To the above observations it may be answered, that changes have formerly been made in the Services without leading to the issue I am predicting now; and therefore they may be safely made again. But, waving all other remarks in answer to this argument, is not this enough, viz. that there is peril? No one will deny that the rage of the day is for concession. Have we not already granted (political) points, without stopping the course of innovation? This is a fact. Now, is it worth while even to risk fearful changes merely to gain petty improvements, allowing those which are proposed to be such?

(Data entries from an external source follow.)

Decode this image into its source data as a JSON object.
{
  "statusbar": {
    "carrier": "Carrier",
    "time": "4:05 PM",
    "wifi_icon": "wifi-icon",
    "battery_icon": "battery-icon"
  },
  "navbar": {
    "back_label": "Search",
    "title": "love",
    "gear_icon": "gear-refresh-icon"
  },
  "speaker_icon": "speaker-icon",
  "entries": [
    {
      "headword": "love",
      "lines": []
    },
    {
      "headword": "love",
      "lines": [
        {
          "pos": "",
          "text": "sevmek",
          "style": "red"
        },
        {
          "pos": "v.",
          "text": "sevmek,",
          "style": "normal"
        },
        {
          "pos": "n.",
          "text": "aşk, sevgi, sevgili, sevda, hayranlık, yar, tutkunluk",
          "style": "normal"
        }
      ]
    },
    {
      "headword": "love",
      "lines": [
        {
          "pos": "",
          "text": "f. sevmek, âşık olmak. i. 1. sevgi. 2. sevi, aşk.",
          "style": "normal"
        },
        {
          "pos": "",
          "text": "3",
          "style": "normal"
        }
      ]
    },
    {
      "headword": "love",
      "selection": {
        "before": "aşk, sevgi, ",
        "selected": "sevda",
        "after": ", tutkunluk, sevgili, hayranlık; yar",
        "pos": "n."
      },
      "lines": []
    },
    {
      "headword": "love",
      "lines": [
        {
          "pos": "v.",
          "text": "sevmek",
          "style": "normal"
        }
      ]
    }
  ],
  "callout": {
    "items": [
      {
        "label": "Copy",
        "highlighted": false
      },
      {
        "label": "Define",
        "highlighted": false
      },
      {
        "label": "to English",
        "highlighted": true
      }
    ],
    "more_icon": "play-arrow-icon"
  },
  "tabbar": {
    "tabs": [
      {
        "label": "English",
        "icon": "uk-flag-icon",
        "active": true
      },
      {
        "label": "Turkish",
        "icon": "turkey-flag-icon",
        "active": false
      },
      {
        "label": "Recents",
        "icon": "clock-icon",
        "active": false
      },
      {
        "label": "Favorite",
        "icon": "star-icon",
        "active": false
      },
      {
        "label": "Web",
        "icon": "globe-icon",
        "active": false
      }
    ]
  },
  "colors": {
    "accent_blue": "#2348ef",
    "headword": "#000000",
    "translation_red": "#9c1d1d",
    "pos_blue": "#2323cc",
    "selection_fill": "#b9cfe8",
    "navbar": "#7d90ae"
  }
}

We know not what is to come upon us; but the writer for one will try so to acquit himself now, that if any irremediable calamity befalls the Church, he may not have to vex himself with the recollections of silence on his part and indifierence, when he might have been up and alive. There was a time when he, as well as others, might feel the wish, or rather the temptation, of steering a middle course between parties; but if so, a more close attention to passing events, has cured his infirmity. In a day like this there are but two sides, zeal and persecution, the Church and the world; and those who attempt to occupy the ground between them, at best will lose their labour, but probably will be drawn back to the latter. Be practical, I respectfully urge you; do not attempt impossibilities; sail not as if in pleasure boats upon a troubled sea. Not a word falls to the ground, in a time like this. Speculations about ecclesiastical improvements which might be innocent at other times, have a strength of mischief now. They are realized before he who utters them understands that he has committed himself.